→ Work instructions: If a line in the data below includes the string "modified", please return a copy of it.

******************************

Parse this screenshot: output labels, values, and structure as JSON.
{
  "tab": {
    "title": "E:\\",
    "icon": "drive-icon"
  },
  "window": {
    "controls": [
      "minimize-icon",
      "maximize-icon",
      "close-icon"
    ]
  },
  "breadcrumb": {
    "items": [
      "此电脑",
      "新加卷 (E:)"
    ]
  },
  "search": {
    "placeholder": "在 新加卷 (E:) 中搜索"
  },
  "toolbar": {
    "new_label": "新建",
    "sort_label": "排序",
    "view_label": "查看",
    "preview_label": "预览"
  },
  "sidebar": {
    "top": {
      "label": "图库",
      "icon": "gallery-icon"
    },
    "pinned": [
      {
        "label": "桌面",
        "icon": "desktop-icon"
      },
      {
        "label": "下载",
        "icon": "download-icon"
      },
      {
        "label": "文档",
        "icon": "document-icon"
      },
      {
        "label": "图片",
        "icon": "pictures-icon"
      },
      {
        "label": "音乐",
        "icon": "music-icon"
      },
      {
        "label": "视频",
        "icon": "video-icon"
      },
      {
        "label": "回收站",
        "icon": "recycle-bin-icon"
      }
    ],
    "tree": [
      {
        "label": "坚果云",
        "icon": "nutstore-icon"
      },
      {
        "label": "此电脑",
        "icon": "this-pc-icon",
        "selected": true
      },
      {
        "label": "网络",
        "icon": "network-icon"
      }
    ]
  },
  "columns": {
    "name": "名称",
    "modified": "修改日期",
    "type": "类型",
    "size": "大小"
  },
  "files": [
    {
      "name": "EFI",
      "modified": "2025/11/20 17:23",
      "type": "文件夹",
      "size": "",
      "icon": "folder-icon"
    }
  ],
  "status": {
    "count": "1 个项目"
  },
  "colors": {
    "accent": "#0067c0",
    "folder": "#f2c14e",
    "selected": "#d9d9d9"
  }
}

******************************

→ Written solution:
    "modified": "修改日期",
      "modified": "2025/11/20 17:23",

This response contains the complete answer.